Work Life Effectiveness interview series: Meaghan Schmidt
Our work life effectiveness series features AlixPartners professionals from across our geographies and practice areas discussing best practices and successful strategies for facilitating their own work life effectiveness. We recently spoke with AlixPartners Managing Director Meaghan Schmidt.
What does Work Life Effectiveness (“WLE”) mean to you?
Being able to be the best I can be at work and home. As a new managing director and a working parent, I have quite a few demands on my time. WLE, to me, means the capability to effectively accomplish my work and personal tasks.
How do you establish, maintain, and achieve WLE in your workday? What is one strategy that helps you?
Admittedly, this is still a work in progress. I live and die by my calendar. I make it a habit to check my calendar for my upcoming day the night before to see what I have scheduled and then create a checklist of what I need to accomplish. I also balance the calendar approach with working out because I need an outlet to burn off steam. Whether I’m going out for a run, taking a barre class, or hopping on an elliptical, cranking up the music and sweating is exhilarating and clears my mind.
What do you find the most challenging about being effective in both your work & family lives?

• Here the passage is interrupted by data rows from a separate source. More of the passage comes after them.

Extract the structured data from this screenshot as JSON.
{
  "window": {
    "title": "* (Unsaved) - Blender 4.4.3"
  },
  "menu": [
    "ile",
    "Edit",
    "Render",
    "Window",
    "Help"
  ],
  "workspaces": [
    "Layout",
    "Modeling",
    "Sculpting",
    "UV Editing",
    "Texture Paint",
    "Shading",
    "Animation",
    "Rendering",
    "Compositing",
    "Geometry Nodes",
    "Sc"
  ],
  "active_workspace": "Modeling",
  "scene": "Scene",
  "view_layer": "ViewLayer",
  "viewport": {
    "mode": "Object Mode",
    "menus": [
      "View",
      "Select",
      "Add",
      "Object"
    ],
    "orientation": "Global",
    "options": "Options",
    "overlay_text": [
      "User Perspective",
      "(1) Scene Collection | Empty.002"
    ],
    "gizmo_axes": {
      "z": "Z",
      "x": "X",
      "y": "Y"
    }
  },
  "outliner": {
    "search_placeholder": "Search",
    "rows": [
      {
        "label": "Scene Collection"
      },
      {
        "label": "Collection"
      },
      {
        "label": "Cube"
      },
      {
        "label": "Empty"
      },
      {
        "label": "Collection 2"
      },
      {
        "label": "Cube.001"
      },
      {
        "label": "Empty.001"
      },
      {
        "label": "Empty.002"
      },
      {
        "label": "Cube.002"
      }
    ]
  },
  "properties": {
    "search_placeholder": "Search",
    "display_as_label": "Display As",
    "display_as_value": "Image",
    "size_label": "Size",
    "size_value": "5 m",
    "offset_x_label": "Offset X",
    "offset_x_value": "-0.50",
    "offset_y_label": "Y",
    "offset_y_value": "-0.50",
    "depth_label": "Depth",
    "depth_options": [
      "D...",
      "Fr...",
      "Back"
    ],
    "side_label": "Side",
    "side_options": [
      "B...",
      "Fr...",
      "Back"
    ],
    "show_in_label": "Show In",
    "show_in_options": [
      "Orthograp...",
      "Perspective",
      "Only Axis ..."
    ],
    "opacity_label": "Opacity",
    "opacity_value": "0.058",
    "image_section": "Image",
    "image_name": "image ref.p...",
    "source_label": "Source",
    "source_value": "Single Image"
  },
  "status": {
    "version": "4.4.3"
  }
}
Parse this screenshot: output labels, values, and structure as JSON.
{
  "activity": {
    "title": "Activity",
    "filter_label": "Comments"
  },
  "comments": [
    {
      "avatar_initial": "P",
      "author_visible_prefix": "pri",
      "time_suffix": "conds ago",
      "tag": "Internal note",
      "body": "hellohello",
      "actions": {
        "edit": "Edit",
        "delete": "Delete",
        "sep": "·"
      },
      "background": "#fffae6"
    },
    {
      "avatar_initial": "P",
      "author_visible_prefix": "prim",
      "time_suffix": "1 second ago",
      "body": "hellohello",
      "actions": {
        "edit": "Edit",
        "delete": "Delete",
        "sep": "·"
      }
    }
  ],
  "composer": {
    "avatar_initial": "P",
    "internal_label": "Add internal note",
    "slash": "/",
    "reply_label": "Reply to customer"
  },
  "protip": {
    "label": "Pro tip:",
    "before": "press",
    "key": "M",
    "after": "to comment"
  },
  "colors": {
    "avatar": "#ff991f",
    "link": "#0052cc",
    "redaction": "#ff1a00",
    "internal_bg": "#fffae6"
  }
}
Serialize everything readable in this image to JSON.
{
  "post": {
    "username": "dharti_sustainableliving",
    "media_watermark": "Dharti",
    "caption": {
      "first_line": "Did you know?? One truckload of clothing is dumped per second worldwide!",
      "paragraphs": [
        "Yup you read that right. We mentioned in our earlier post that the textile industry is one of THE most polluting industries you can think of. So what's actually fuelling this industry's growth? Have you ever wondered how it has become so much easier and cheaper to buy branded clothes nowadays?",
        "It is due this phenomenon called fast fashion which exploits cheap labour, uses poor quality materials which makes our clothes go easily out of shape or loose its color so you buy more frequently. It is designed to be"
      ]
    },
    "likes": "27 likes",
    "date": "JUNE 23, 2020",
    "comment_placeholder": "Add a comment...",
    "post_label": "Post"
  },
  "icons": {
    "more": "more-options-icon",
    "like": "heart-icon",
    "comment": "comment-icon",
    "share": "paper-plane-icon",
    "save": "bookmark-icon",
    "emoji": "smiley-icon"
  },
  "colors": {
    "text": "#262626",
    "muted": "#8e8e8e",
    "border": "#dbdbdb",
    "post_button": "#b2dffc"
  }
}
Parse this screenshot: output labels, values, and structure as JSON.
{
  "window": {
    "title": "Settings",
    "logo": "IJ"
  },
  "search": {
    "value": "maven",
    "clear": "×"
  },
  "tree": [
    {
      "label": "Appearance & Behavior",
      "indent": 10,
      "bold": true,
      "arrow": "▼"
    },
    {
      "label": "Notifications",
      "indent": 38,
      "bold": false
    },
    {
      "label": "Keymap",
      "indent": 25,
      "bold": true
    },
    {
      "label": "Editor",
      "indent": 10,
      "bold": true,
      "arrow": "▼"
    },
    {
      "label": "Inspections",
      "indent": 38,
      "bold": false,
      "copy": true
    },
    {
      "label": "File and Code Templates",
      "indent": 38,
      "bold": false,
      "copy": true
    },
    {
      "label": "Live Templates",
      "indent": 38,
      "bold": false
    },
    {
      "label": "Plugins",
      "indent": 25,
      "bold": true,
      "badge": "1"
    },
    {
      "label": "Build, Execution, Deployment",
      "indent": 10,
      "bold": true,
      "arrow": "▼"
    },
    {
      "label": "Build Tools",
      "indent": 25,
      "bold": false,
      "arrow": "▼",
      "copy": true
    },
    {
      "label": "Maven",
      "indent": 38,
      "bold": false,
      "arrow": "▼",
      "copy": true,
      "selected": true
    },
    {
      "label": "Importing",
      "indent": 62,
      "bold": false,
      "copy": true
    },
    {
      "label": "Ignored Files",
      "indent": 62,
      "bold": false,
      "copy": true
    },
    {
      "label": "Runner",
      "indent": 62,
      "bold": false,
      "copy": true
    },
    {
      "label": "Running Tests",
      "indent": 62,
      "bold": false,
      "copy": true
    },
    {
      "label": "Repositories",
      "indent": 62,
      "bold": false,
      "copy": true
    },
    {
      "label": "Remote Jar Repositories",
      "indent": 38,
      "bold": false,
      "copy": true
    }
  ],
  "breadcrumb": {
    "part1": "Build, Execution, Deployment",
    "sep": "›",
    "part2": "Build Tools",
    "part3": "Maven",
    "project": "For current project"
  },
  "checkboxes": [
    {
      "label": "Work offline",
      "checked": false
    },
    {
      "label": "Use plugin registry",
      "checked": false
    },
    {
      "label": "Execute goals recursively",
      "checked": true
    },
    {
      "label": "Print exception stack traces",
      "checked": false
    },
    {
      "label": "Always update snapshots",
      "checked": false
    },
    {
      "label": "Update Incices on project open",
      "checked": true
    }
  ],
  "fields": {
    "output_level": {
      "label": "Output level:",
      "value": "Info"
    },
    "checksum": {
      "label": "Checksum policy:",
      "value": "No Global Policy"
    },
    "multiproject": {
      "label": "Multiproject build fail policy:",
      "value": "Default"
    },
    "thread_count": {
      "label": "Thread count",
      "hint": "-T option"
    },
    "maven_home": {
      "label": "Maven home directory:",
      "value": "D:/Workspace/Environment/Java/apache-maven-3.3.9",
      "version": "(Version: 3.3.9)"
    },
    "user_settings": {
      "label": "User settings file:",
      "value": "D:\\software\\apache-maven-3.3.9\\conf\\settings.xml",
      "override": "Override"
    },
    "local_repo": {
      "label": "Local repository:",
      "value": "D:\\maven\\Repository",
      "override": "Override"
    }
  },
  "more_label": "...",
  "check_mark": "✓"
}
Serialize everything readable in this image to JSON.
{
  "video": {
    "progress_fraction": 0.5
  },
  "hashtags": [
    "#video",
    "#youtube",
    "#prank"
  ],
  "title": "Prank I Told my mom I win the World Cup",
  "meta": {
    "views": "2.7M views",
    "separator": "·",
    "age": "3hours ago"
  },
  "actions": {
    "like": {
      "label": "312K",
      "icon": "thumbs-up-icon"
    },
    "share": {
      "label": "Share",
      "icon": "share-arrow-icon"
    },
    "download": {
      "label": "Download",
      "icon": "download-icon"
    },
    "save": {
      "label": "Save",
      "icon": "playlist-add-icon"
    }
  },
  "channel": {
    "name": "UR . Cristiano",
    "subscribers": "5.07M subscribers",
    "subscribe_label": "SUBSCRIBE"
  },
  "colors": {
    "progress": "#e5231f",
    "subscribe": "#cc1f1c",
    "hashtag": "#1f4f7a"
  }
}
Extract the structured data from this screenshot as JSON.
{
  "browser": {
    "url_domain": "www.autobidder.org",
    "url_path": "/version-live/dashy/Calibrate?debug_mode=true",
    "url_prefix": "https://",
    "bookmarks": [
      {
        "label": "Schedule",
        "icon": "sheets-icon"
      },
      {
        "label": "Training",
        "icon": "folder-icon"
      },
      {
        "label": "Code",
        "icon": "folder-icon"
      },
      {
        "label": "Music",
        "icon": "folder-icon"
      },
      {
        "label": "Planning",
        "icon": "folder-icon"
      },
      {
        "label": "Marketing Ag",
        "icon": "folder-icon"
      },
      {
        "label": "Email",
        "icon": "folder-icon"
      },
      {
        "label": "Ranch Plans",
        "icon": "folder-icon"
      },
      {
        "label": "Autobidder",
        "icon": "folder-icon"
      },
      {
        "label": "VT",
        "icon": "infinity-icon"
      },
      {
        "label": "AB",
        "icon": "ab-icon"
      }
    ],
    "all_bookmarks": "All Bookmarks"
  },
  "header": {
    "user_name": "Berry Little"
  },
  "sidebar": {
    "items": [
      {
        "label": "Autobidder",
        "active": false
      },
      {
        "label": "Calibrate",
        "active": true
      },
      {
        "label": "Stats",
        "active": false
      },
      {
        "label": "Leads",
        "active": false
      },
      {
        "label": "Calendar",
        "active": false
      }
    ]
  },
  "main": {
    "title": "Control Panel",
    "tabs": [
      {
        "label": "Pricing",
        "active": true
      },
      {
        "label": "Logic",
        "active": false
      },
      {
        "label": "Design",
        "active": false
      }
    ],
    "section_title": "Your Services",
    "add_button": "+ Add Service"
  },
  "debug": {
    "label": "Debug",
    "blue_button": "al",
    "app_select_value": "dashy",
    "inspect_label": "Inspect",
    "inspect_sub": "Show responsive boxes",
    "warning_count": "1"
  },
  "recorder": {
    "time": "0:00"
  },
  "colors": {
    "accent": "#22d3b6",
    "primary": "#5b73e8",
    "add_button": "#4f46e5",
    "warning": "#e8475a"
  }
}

My inability to say no! But I have learned that delegating and prioritizing are useful in meeting these challenges.
Is there an AlixPartners program that you have found helpful in maintaining a good balance?
For me, the programs that the Employee Resource Groups are hosting have been extremely beneficial. WE Matters held an event for Women’s Health Week that was very informative and reminded me about a doctor’s appointment that I needed to schedule. The Working Parents ERG speaker series has been incredibly informative. The breast milk shipping program has relieved the stress of traveling while nursing. I have also bonded with so many of our colleagues through these programs, which has fostered new relationships and has allowed us to share “tips and tricks” that have enabled each of us to navigate life as a working parent.
At what point in your career did you realize that WLE actually improves your performance in the workplace?
My second year out of college, I was travelling Monday to Friday and our team joined a local gym. We collectively worked toward leaving the client at a reasonable hour, which allowed us to work out—sometimes individually and other times to play team racquetball. Although we were living out of a suitcase for almost a year, those nights gave us the opportunity to burn off steam and bond with each other. Those relationships exist to this day and set the foundation for me to know that when we have a fire drill, my colleagues know that I will be ready to go into the trenches with them!
How has your approach on WLE evolved over the years?
I have found that starting my day earlier allows me to accomplish more before others are actually in the office!
I actively seek diverse perspectives on WLE. Obtaining perspectives from colleagues in other practices, contacts outside of the firm, and having a male mentor have been just been a few ways that I have accomplished that.
Delegation not only frees up your time, but it also allows for development of junior colleagues. Over the past five years, my time outside the office is now dominated by my three young kids. As a result, I have definitely become more “present” when I am home and not in the office.
Now that we take more of a global staffing approach, I find that having a team comprised of members across time zones allows us to have a better balance. Not only do we provide 24-hour “coverage” for our client, but we can hand things off to each other in the various time zones, which in earlier years would have required members in a discreet time zone to work longer hours.
How do you ensure your teams are achieving WLE?
At the onset of an engagement, I establish a calendar to schedule out the team’s vacation and other personal commitments. Although fire drills do come up from time to time, having the information allows for planning. Since becoming a parent, I have also found it important not to inflict my personal schedule on the team and to respect their schedule. I am typically in the office early and try to leave at a time that allows for me to do bath and bed time. Once the kids are down, I will plug in to get caught up on email etc. Although it may be convenient for me to send an email late at night, I do not expect my team to reply. It just happens that one of the kids was up and I was multitasking!
If you had to give one piece of advice related to WLE to your younger self, what would it be?
There isn’t a one-size-fits-all approach to WLE. The phrase “having it all” is defined by you individually. You need to do what is best as you see it for your career, family, and health!